Spring has sprung! The clock has been set an hour forward. There is more anticipation to the change of season this time around: more people are being vaccinated and the world seems to be slowly re-opening.
Are you ready to spring forward into healthy eating again?
Let us face it. During the lockdown, we worry more, sit more, and feel more lethargic. Our food choices have morphed away from the healthy routine we were used to.
Instead of going into a long list of to-dos, let us focus on a couple of areas where we can make some simple shifts.
Let us start with breakfasts and snacks.
It is common for some adults to feel they have less of an appetite as they get older.
We call this early satiety. The need for adequate nutrition to support a healthy immune system, to promote healing from occasional illness, and to maintain a healthy weight is more important than ever.
Many people find they have a better appetite in the morning, even when they do not feel like having a full lunch. Take this excellent opportunity in the morning to increase important nutrients for the body, and to improve blood glucose control if you have diabetes.
Breakfasts from Good to Great
Nothing welcomes the day better than sitting down to enjoy breakfast in the morning. Prioritize protein foods at breakfast. Modern home breakfasts include breakfast cereals, oatmeal, toast, and fruits. Usually, protein is lacking at breakfast.
Protein is the building block of our body and a key component of our immune system. Studies have shown that consuming adequate protein, along with exercise, helps reduce the loss of lean muscle, especially as people age.
Studies have shown that a higher-protein breakfast helps people maintain a healthy weight, and reduce cravings for sweet foods.
Common protein foods are rich in other essential nutrients to support our immune system, bone health, and energy production. Examples are phosphorus and calcium in yogurt; iron and B vitamins in beef; zinc and selenium in ham, vitamin D and choline in eggs, etc.
Breakfasts Without Spiking Blood Glucose
The high carb content of breakfasts is a problem area that can contribute to a spike of blood glucose for people with Type 2 diabetes.
In a study on people with diabetes published in the Journal of Clinical Nutrition, the group of people eating omelets at breakfast have better blood glucose control, compared to the group eating just oatmeal and fruit.
Three higher-protein breakfast makeovers
Try these small breakfast makeovers and see how you feel the rest of the day.
• Instead of toast, try whole-grain toast with 1 tbsp. of peanut butter.
• Instead of just oatmeal, try hot oatmeal with milk, swirled with 2 tbsps. of peanut butter.
• Instead of breakfast cereals, try 1 egg and 1 slice of ham, or an omelet.

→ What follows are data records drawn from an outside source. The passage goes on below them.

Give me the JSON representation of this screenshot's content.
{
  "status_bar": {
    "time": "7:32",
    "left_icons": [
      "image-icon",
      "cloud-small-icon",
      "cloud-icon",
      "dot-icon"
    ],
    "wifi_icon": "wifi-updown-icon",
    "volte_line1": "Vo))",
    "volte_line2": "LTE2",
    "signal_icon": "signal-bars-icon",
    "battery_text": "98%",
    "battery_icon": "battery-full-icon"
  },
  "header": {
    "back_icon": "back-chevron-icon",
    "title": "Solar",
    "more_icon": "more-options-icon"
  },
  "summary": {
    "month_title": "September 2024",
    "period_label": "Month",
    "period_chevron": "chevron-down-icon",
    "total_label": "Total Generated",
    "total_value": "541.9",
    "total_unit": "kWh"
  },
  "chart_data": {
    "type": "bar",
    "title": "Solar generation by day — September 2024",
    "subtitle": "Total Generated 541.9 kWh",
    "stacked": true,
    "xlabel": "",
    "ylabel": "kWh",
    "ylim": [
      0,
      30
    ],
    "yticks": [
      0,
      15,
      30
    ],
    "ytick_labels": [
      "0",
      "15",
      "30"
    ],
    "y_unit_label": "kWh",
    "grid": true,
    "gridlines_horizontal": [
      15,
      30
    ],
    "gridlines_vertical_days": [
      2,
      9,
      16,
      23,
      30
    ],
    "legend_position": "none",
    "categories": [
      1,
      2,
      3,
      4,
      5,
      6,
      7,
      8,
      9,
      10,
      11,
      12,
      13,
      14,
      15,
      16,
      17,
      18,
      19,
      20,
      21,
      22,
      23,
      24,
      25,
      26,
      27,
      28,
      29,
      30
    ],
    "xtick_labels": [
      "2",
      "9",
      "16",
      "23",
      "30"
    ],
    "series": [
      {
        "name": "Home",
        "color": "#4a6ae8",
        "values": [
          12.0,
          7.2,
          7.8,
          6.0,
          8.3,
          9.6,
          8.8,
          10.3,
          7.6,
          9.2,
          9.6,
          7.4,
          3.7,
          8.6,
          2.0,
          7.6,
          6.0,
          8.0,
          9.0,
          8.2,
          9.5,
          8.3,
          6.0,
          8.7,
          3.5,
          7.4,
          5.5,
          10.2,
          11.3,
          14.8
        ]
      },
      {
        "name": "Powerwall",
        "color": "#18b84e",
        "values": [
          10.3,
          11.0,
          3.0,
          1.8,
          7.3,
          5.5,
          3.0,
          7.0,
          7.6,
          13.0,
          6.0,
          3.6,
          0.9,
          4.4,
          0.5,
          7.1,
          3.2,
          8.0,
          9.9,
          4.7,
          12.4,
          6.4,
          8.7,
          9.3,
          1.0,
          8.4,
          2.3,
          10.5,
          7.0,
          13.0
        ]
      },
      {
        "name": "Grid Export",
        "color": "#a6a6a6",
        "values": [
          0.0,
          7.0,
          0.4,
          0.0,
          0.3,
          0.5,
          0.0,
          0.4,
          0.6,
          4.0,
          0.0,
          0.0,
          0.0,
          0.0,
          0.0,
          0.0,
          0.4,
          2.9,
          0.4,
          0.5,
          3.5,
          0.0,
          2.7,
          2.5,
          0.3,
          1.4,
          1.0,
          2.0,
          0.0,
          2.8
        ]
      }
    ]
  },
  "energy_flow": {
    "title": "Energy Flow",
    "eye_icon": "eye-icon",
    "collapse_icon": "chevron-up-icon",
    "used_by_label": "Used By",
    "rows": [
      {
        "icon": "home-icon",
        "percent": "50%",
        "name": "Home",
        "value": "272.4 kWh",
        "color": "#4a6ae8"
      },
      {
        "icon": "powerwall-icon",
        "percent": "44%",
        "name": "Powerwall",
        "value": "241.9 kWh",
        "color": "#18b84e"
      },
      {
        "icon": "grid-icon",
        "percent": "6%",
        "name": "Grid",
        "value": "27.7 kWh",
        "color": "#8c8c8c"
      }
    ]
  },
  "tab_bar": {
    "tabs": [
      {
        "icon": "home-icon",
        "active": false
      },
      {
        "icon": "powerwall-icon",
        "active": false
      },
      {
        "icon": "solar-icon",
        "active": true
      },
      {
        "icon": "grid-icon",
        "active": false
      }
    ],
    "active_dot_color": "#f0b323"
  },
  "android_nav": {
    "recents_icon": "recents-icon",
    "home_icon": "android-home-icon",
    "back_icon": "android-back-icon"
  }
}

Some people do not feel like a full lunch, but would snack in the afternoon sometimes. Beware that many packaged snacks are high in sugar, processed carbohydrates, and salt.
Every snack is another opportunity to shift to more choices that are nutritious.
• Instead of potato chips, try celery sticks with 1 tbsp. of peanut butter.
• Instead of cookies, try a 1/2-ounce of almonds (about 12 almonds).
• Instead of Fig Newtons, try 1-ounce of cheese (4 dice-sized hard cheese) with crackers.
If you are trying to be mindful of calories, here are a few examples of 100-calorie snack choices (source: National Institute on Aging)
7- or 8-inch banana
3 cups low-fat popcorn
1/2 cup low-fat ice cream
1 scrambled large egg
2 ounces baked chicken breast with no skin
1/2 of the average-size candy bar
Follow these tips to make gradual shifts in your lifestyle. Let the spirit of the spring usher in a sense of renewal for your diet and your health.
Written by Cindy Chan Phillips, registered dietitian. Cindy is the contract RD for Oneida County Office for the Aging. Oneida County OFA provides nutrition counseling and education for the Aging and Continuing Care/NY Connects.
Anyone with questions about services and programs for older adults and caregivers, including the Senior Nutrition Program, should call Oneida County Office for the Aging/NY Connects at 315-798-5456.